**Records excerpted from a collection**
# # #
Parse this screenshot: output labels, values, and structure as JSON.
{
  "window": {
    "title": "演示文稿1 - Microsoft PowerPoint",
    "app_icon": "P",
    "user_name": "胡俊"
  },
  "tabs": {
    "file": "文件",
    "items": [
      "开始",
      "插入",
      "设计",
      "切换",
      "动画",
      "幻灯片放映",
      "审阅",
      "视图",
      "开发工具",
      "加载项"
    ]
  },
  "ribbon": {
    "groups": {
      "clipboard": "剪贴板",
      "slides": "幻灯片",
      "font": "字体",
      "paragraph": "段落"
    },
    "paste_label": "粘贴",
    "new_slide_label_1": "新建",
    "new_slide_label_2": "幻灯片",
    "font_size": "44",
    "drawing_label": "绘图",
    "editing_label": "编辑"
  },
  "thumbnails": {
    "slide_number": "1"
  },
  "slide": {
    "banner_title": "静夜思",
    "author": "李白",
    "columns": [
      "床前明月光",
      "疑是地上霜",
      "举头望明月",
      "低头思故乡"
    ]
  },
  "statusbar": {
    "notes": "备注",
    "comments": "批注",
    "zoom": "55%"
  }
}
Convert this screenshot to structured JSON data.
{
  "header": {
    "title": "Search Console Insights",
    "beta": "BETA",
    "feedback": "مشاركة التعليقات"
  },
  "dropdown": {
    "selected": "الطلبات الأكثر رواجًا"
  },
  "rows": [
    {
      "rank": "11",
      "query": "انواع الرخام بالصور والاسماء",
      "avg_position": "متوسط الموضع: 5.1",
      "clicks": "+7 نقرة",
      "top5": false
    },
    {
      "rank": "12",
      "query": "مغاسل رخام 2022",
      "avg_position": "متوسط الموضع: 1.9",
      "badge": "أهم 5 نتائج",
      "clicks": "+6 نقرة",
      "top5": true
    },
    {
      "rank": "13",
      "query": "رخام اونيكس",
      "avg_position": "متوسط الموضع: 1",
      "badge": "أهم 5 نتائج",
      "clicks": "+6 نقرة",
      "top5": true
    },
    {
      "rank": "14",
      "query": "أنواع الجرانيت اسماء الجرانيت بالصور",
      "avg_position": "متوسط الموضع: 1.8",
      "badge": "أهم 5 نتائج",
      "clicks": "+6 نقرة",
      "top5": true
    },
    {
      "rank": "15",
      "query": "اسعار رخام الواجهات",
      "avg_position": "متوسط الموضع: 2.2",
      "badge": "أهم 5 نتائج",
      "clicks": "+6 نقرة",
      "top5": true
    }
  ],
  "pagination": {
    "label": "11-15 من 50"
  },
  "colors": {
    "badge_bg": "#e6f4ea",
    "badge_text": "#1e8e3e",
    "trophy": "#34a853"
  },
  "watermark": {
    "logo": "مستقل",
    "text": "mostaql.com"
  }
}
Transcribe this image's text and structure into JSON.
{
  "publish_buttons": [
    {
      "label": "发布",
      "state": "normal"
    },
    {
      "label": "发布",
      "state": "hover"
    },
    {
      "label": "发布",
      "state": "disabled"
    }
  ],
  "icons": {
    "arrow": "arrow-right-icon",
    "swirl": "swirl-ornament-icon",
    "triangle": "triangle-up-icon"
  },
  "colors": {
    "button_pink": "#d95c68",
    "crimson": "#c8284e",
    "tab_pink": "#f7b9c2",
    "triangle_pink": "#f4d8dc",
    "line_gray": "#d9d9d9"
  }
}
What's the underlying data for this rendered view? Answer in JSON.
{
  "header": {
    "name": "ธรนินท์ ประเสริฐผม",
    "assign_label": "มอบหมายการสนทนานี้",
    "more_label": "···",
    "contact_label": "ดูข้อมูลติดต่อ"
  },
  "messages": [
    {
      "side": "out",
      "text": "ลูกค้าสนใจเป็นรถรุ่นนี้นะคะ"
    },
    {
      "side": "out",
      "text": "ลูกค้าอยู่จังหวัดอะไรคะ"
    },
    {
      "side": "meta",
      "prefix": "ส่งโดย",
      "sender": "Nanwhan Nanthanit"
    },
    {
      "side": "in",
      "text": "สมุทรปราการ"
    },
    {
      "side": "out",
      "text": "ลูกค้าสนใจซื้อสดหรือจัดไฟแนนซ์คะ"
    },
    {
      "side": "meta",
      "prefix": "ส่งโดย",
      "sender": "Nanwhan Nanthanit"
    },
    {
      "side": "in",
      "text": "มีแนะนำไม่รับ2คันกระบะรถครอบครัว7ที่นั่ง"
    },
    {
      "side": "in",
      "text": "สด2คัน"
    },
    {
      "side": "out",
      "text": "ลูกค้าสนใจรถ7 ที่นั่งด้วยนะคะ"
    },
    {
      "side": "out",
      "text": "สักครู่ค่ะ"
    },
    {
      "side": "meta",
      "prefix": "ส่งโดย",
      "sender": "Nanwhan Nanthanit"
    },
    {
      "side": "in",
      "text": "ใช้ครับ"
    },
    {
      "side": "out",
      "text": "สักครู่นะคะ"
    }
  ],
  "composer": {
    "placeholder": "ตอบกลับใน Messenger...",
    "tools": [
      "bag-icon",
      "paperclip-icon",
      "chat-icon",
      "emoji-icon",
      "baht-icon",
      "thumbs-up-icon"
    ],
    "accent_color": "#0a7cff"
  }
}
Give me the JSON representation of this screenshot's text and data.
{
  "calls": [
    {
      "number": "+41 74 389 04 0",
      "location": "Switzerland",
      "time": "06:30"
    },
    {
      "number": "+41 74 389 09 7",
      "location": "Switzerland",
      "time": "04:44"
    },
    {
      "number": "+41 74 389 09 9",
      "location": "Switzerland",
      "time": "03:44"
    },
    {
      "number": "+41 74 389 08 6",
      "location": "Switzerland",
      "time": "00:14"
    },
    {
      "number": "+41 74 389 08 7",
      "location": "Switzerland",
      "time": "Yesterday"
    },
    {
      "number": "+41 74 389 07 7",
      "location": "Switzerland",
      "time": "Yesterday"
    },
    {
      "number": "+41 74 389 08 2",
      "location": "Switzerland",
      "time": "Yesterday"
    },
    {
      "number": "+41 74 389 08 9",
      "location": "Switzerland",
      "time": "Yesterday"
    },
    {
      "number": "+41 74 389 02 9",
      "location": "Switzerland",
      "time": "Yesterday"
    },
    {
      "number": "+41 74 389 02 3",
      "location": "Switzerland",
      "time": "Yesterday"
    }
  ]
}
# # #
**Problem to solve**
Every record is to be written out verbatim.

**Written response**
Parse this screenshot: output labels, values, and structure as JSON.
{
  "window": {
    "title": "演示文稿1 - Microsoft PowerPoint",
    "app_icon": "P",
    "user_name": "胡俊"
  },
  "tabs": {
    "file": "文件",
    "items": [
      "开始",
      "插入",
      "设计",
      "切换",
      "动画",
      "幻灯片放映",
      "审阅",
      "视图",
      "开发工具",
      "加载项"
    ]
  },
  "ribbon": {
    "groups": {
      "clipboard": "剪贴板",
      "slides": "幻灯片",
      "font": "字体",
      "paragraph": "段落"
    },
    "paste_label": "粘贴",
    "new_slide_label_1": "新建",
    "new_slide_label_2": "幻灯片",
    "font_size": "44",
    "drawing_label": "绘图",
    "editing_label": "编辑"
  },
  "thumbnails": {
    "slide_number": "1"
  },
  "slide": {
    "banner_title": "静夜思",
    "author": "李白",
    "columns": [
      "床前明月光",
      "疑是地上霜",
      "举头望明月",
      "低头思故乡"
    ]
  },
  "statusbar": {
    "notes": "备注",
    "comments": "批注",
    "zoom": "55%"
  }
}
Convert this screenshot to structured JSON data.
{
  "header": {
    "title": "Search Console Insights",
    "beta": "BETA",
    "feedback": "مشاركة التعليقات"
  },
  "dropdown": {
    "selected": "الطلبات الأكثر رواجًا"
  },
  "rows": [
    {
      "rank": "11",
      "query": "انواع الرخام بالصور والاسماء",
      "avg_position": "متوسط الموضع: 5.1",
      "clicks": "+7 نقرة",
      "top5": false
    },
    {
      "rank": "12",
      "query": "مغاسل رخام 2022",
      "avg_position": "متوسط الموضع: 1.9",
      "badge": "أهم 5 نتائج",
      "clicks": "+6 نقرة",
      "top5": true
    },
    {
      "rank": "13",
      "query": "رخام اونيكس",
      "avg_position": "متوسط الموضع: 1",
      "badge": "أهم 5 نتائج",
      "clicks": "+6 نقرة",
      "top5": true
    },
    {
      "rank": "14",
      "query": "أنواع الجرانيت اسماء الجرانيت بالصور",
      "avg_position": "متوسط الموضع: 1.8",
      "badge": "أهم 5 نتائج",
      "clicks": "+6 نقرة",
      "top5": true
    },
    {
      "rank": "15",
      "query": "اسعار رخام الواجهات",
      "avg_position": "متوسط الموضع: 2.2",
      "badge": "أهم 5 نتائج",
      "clicks": "+6 نقرة",
      "top5": true
    }
  ],
  "pagination": {
    "label": "11-15 من 50"
  },
  "colors": {
    "badge_bg": "#e6f4ea",
    "badge_text": "#1e8e3e",
    "trophy": "#34a853"
  },
  "watermark": {
    "logo": "مستقل",
    "text": "mostaql.com"
  }
}
Transcribe this image's text and structure into JSON.
{
  "publish_buttons": [
    {
      "label": "发布",
      "state": "normal"
    },
    {
      "label": "发布",
      "state": "hover"
    },
    {
      "label": "发布",
      "state": "disabled"
    }
  ],
  "icons": {
    "arrow": "arrow-right-icon",
    "swirl": "swirl-ornament-icon",
    "triangle": "triangle-up-icon"
  },
  "colors": {
    "button_pink": "#d95c68",
    "crimson": "#c8284e",
    "tab_pink": "#f7b9c2",
    "triangle_pink": "#f4d8dc",
    "line_gray": "#d9d9d9"
  }
}
What's the underlying data for this rendered view? Answer in JSON.
{
  "header": {
    "name": "ธรนินท์ ประเสริฐผม",
    "assign_label": "มอบหมายการสนทนานี้",
    "more_label": "···",
    "contact_label": "ดูข้อมูลติดต่อ"
  },
  "messages": [
    {
      "side": "out",
      "text": "ลูกค้าสนใจเป็นรถรุ่นนี้นะคะ"
    },
    {
      "side": "out",
      "text": "ลูกค้าอยู่จังหวัดอะไรคะ"
    },
    {
      "side": "meta",
      "prefix": "ส่งโดย",
      "sender": "Nanwhan Nanthanit"
    },
    {
      "side": "in",
      "text": "สมุทรปราการ"
    },
    {
      "side": "out",
      "text": "ลูกค้าสนใจซื้อสดหรือจัดไฟแนนซ์คะ"
    },
    {
      "side": "meta",
      "prefix": "ส่งโดย",
      "sender": "Nanwhan Nanthanit"
    },
    {
      "side": "in",
      "text": "มีแนะนำไม่รับ2คันกระบะรถครอบครัว7ที่นั่ง"
    },
    {
      "side": "in",
      "text": "สด2คัน"
    },
    {
      "side": "out",
      "text": "ลูกค้าสนใจรถ7 ที่นั่งด้วยนะคะ"
    },
    {
      "side": "out",
      "text": "สักครู่ค่ะ"
    },
    {
      "side": "meta",
      "prefix": "ส่งโดย",
      "sender": "Nanwhan Nanthanit"
    },
    {
      "side": "in",
      "text": "ใช้ครับ"
    },
    {
      "side": "out",
      "text": "สักครู่นะคะ"
    }
  ],
  "composer": {
    "placeholder": "ตอบกลับใน Messenger...",
    "tools": [
      "bag-icon",
      "paperclip-icon",
      "chat-icon",
      "emoji-icon",
      "baht-icon",
      "thumbs-up-icon"
    ],
    "accent_color": "#0a7cff"
  }
}
Give me the JSON representation of this screenshot's text and data.
{
  "calls": [
    {
      "number": "+41 74 389 04 0",
      "location": "Switzerland",
      "time": "06:30"
    },
    {
      "number": "+41 74 389 09 7",
      "location": "Switzerland",
      "time": "04:44"
    },
    {
      "number": "+41 74 389 09 9",
      "location": "Switzerland",
      "time": "03:44"
    },
    {
      "number": "+41 74 389 08 6",
      "location": "Switzerland",
      "time": "00:14"
    },
    {
      "number": "+41 74 389 08 7",
      "location": "Switzerland",
      "time": "Yesterday"
    },
    {
      "number": "+41 74 389 07 7",
      "location": "Switzerland",
      "time": "Yesterday"
    },
    {
      "number": "+41 74 389 08 2",
      "location": "Switzerland",
      "time": "Yesterday"
    },
    {
      "number": "+41 74 389 08 9",
      "location": "Switzerland",
      "time": "Yesterday"
    },
    {
      "number": "+41 74 389 02 9",
      "location": "Switzerland",
      "time": "Yesterday"
    },
    {
      "number": "+41 74 389 02 3",
      "location": "Switzerland",
      "time": "Yesterday"
    }
  ]
}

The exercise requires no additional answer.